**Dataset rows describing interfaces:**
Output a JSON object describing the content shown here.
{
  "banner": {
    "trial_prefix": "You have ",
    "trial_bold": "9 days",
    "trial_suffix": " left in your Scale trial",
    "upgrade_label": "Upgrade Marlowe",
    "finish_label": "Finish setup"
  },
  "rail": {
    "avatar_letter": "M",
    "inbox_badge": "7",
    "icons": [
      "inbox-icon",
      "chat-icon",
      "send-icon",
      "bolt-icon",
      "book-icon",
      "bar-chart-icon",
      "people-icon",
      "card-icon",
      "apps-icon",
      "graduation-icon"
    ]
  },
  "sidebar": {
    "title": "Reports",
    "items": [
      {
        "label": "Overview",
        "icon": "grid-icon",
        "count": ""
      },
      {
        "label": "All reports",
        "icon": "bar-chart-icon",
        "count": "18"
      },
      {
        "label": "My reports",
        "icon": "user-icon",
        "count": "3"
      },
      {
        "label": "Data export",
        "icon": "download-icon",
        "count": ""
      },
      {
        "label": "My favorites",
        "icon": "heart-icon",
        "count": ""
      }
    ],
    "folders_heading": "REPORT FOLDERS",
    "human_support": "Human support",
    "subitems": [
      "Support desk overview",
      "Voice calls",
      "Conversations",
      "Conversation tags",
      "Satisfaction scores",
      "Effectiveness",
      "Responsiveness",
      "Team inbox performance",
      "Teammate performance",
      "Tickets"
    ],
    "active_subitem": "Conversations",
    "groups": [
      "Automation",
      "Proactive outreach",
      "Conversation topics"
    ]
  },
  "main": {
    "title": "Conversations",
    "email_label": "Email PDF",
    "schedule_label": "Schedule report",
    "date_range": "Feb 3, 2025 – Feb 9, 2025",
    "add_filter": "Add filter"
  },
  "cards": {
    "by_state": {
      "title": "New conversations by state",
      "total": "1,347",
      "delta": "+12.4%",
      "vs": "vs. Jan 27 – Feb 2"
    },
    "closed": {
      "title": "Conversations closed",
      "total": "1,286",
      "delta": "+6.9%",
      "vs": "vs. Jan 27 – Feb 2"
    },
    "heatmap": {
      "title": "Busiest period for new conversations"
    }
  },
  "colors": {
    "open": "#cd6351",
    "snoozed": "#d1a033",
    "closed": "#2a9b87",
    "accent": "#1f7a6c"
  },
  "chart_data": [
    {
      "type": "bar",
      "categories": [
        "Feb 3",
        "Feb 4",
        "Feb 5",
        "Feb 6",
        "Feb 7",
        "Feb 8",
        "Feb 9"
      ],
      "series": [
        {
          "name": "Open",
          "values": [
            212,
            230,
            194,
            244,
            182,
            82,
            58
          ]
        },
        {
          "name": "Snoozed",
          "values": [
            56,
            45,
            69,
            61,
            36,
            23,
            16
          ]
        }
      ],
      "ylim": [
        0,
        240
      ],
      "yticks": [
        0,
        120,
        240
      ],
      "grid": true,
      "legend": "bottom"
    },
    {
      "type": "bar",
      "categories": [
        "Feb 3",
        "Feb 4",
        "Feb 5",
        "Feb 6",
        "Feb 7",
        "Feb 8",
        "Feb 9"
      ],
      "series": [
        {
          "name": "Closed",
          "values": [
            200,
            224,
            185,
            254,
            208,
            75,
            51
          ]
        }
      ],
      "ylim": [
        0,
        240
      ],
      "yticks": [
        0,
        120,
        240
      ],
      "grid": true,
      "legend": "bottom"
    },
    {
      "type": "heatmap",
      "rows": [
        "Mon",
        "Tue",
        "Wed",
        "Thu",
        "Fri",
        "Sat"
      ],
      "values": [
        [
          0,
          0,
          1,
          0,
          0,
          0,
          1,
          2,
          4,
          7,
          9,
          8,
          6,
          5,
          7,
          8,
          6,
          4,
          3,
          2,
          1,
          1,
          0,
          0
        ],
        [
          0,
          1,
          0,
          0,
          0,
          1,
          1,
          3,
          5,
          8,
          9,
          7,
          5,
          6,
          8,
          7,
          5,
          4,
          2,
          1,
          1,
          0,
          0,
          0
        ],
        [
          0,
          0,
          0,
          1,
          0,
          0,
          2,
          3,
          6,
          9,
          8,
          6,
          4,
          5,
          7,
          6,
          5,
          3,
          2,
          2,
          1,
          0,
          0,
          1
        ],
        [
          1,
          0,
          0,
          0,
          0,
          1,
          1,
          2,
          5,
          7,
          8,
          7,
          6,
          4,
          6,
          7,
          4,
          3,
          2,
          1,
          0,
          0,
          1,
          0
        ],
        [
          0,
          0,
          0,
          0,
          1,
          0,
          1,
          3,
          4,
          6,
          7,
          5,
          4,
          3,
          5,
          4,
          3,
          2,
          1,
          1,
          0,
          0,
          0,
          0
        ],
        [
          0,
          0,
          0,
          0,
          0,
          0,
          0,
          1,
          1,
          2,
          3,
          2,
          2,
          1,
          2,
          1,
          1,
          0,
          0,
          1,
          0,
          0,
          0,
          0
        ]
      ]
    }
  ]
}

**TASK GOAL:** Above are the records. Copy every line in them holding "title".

**RESPONSE TO THE TASK:**
    "title": "Reports",
    "title": "Conversations",
      "title": "New conversations by state",
      "title": "Conversations closed",
      "title": "Busiest period for new conversations"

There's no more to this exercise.